• Brief: Word for word, restate the listing that follows and leave out the images.

• Records:

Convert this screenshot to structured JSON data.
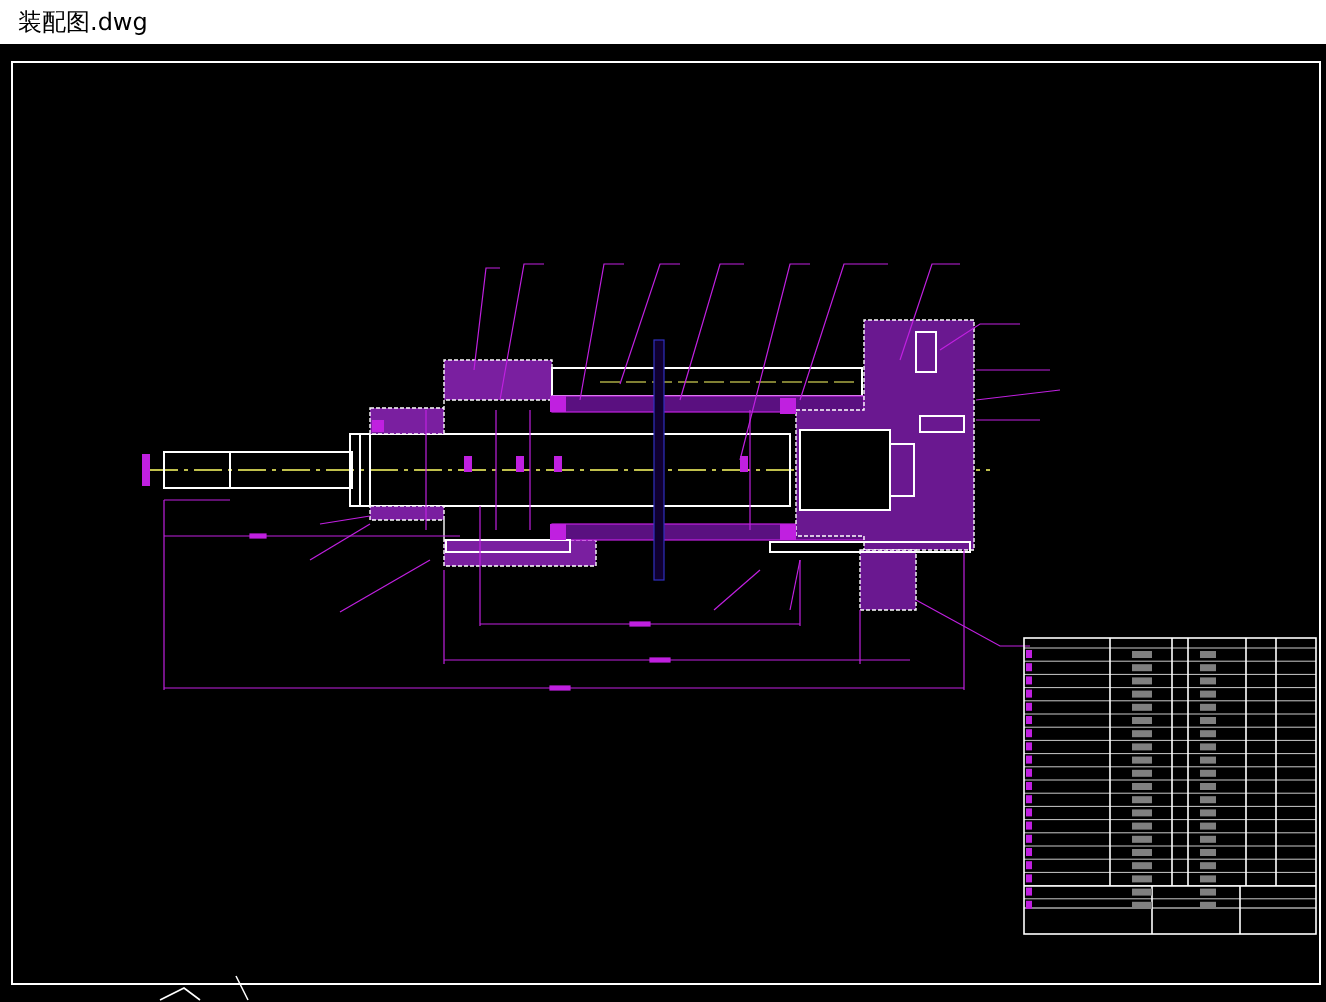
{
  "window": {
    "title": "装配图.dwg"
  }
}
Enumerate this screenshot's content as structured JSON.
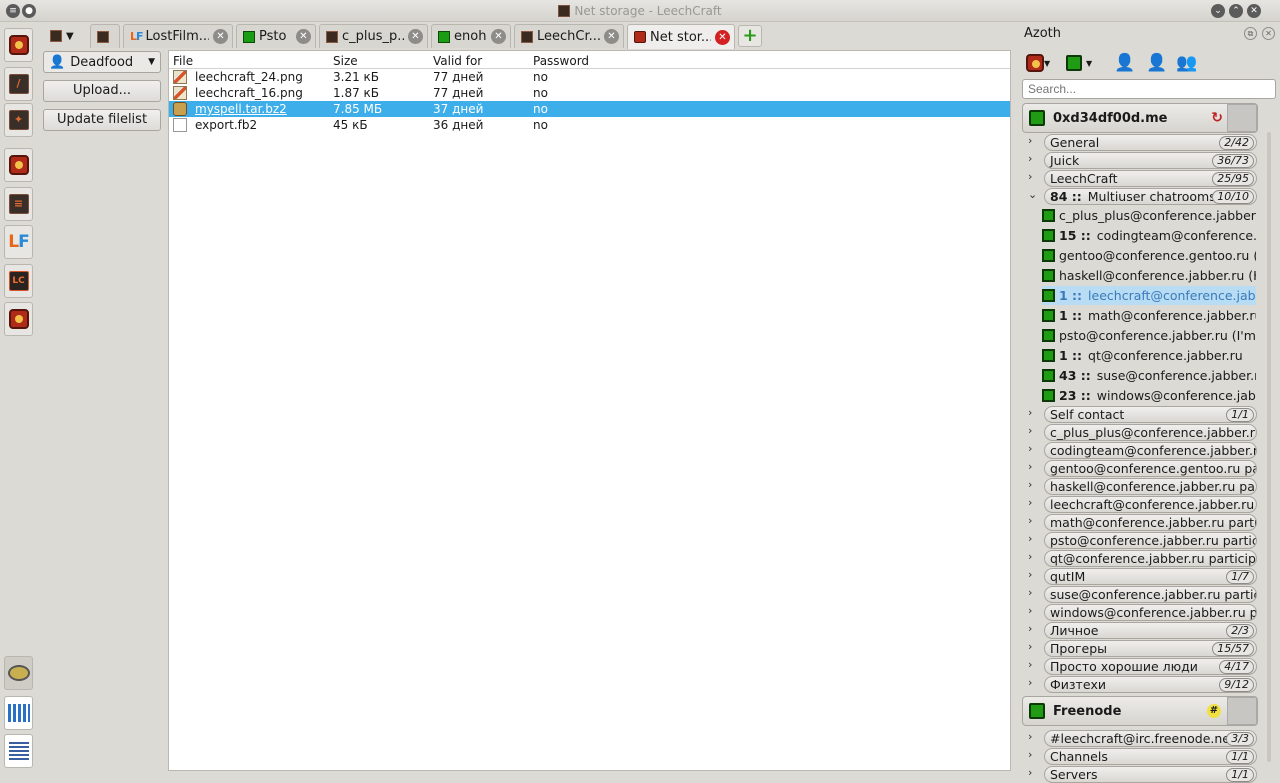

• Answer box:
Convert this screenshot to structured JSON data.
{
  "window": {
    "title": "装配图.dwg"
  }
}
Enumerate this screenshot's content as structured JSON.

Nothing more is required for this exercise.